This is kind of an M.C. Escher, impossible geometry problem where more than two faces of an object share the same edge or vertex which is bad and will cause print errors. Or if it prints fine parts of the object may fall off. You may have to rebuild a portion of the object to correct this problem or use mesh repair software.
Supported walls are walls that are connected to other structures or connected on at least two sides. The minimum thickness that your model should have at any one given point is 0.8mm thick for plastic filament printers and 1mm for SLA/DLP resin prints.
Unsupported walls are walls that are connected to the rest of the print on only one side.

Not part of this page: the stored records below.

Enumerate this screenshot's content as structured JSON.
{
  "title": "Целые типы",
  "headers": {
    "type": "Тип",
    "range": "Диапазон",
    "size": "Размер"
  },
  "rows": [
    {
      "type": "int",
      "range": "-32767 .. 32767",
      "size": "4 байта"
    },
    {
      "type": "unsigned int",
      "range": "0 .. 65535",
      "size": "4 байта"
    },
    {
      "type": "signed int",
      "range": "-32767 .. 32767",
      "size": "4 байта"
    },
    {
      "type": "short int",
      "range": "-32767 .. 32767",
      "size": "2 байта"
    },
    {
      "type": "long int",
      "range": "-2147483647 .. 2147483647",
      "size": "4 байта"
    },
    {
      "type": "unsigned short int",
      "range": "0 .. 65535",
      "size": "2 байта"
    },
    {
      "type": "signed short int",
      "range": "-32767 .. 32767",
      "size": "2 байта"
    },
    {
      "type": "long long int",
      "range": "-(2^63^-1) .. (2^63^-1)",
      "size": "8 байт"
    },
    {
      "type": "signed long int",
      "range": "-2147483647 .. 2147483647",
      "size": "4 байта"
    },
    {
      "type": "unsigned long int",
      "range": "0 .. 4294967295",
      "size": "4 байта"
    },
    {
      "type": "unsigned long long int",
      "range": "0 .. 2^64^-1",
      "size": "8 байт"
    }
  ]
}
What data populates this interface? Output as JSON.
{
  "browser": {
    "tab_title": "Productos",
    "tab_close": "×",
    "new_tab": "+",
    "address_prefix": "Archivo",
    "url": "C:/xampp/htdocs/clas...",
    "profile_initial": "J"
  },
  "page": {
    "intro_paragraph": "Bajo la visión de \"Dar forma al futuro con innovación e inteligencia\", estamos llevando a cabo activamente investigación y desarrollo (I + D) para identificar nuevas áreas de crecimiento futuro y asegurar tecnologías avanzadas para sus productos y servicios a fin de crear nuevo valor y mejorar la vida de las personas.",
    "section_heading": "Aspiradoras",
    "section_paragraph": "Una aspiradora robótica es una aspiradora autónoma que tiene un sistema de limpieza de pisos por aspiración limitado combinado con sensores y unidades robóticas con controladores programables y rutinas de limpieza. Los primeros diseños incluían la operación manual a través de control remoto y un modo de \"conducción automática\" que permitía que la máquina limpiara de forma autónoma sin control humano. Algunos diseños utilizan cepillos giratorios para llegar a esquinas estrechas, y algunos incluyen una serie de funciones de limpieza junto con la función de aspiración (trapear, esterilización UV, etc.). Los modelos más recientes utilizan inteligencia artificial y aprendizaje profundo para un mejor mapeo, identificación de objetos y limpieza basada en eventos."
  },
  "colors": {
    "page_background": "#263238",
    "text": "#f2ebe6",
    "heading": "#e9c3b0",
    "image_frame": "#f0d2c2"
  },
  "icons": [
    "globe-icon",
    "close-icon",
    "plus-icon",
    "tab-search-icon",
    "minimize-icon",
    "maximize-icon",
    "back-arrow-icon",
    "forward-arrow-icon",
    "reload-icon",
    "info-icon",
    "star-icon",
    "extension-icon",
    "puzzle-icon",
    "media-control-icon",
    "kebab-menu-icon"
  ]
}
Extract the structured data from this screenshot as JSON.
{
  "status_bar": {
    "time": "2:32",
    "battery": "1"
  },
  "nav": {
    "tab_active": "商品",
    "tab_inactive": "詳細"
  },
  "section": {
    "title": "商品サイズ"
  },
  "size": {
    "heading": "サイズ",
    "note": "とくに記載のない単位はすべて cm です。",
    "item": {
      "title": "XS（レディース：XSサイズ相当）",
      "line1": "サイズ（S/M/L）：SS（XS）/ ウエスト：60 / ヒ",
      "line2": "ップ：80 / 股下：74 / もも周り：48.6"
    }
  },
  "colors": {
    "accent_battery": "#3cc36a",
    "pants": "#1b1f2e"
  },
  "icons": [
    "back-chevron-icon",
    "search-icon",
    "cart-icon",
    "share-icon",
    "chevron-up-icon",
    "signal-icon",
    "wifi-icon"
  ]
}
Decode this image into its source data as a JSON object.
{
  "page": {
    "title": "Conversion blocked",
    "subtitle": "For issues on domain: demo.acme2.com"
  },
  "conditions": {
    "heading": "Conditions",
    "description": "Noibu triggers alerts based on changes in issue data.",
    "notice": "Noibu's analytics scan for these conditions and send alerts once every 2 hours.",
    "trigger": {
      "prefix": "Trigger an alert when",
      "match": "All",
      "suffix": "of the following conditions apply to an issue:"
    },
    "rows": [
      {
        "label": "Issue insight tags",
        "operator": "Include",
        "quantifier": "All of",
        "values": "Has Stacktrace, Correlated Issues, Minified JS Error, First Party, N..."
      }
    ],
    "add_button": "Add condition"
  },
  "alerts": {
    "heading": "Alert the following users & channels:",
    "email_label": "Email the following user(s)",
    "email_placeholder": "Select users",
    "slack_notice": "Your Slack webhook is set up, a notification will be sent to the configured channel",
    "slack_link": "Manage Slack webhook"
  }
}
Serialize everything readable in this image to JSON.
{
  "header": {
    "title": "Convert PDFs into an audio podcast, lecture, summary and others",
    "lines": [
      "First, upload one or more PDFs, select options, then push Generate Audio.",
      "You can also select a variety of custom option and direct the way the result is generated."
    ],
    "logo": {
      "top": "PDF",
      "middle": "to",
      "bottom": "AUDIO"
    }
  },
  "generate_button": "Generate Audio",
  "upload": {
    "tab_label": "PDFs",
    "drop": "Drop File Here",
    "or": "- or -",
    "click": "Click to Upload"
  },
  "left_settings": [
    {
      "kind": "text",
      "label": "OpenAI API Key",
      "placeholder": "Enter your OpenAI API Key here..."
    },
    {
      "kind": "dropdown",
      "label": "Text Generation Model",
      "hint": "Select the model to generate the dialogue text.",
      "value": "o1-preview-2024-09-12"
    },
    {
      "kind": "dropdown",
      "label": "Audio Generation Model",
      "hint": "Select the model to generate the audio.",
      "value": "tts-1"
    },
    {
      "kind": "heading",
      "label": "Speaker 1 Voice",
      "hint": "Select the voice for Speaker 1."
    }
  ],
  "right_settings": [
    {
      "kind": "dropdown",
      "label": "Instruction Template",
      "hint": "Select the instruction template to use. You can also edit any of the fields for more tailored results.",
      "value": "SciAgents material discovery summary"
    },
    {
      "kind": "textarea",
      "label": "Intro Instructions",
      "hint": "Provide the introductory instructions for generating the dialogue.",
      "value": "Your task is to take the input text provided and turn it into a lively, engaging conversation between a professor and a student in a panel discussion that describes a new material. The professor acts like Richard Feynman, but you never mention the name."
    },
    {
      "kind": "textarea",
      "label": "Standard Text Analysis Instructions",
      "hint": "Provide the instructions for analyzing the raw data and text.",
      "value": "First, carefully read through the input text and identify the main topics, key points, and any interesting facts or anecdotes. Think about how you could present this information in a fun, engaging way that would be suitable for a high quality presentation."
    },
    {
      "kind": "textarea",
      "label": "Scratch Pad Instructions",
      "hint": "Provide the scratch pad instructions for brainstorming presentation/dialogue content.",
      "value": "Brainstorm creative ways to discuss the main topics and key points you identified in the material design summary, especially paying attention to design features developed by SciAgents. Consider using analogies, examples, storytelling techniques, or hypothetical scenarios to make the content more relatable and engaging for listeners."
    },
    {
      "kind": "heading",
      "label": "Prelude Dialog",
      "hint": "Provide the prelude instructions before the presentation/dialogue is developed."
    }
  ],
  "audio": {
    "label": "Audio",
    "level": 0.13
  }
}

They should be at least 0.8mm thick for plastic filament printers and 0.5mm for SLA/DLP resin prints.
Embossed & engraved details are features on the model that are raised above or recessed below the model surface. They should be at least 0.6mm wide and 2mm high/deep for plastic filament printers and at least 0.1mm for embossed and 0.4mm for engraved for SLA/DLP resin prints.
The minimum diameter of a hole that can be successfully printed is 2mm for plastic filament and 0.5mm for SLA/DLP Resin printers. Holes any smaller will need cleanup work and possibly need drilled out to proper diameter.
The minimum pin diameter for plastic filament is 3mm and 0.5mm for SLA/DLP printers.
For objects such as pipes with an S curve – printing vertically on its side does not have a high success rate and require a lot of supports that will need cleaning up. We recommend bisecting the part so there is as large of a flat surface as possible to go against the print bed. The two pieces can then be glued together and seams cleaned up.
Connected and Moving Parts
For parts such as print in place hinges or gears, the moving parts should not be closer than 0.3mm for high res prints and 0.5mm for low res prints. Any closer and the parts will probably fuse together and break when forced apart.
Minimum Features such as posts or pints should not be smaller than 2mm for plastic filament and 0.2mm on SLA/DLP to ensure it will not fail to print.
The main thing to consider when designing hinges is how much clearance there is between the two moving pieces. Most people have a decent amount of success with a clearance on all sides of at least 0.3-0.4 mm between pieces, but to be safe we recommend a minimum 0.5mm clearance especially on larger or more complex pieces. Also, make sure the pin area isn’t too long. A good rule to follow in 3D printing is to not have the length equal more than 2x the width, the parts should then be able to withstand lots of usage without breaking.
Supports are needed to hold a part up (we can not print over thin air). Supports are like scaffolding and can leave surface imperfections where they touch. these areas can be cleaned up by sanding or smoothing done by us or by you. We prefer to orient parts so that supports are on the least viewed side of the print or in the case of an enclosure, the inside of the part to reduce the amount of post processing needed.
While it is great to have a print printed in one piece, breaking a print into multiple pieces and assembling after the fact can result in much nicer looking prints.
The maximum angle we can print without requiring supports is 45° in plastic filament. Unfortunately for SLA/DLP printing most gaps and angles require supports.
Horizontal Bridges are the span that can be printed without the need of support. While bridging can be longer under the right conditions, you should keep bridging lengths less than 10mm. One of the shortcomings of resin printers is that they do not handling bridging well.
Specifically for SLA/DLP Resin Prints
For large or hollow SLA/DLP resin prints drainage holes are necessary to prevent uncured resin from being trapped inside the print. These holes can be plugged after the print is dried or hidden in the design. Escape holes should be at the bottom of the print as it is oriented on the printer bed.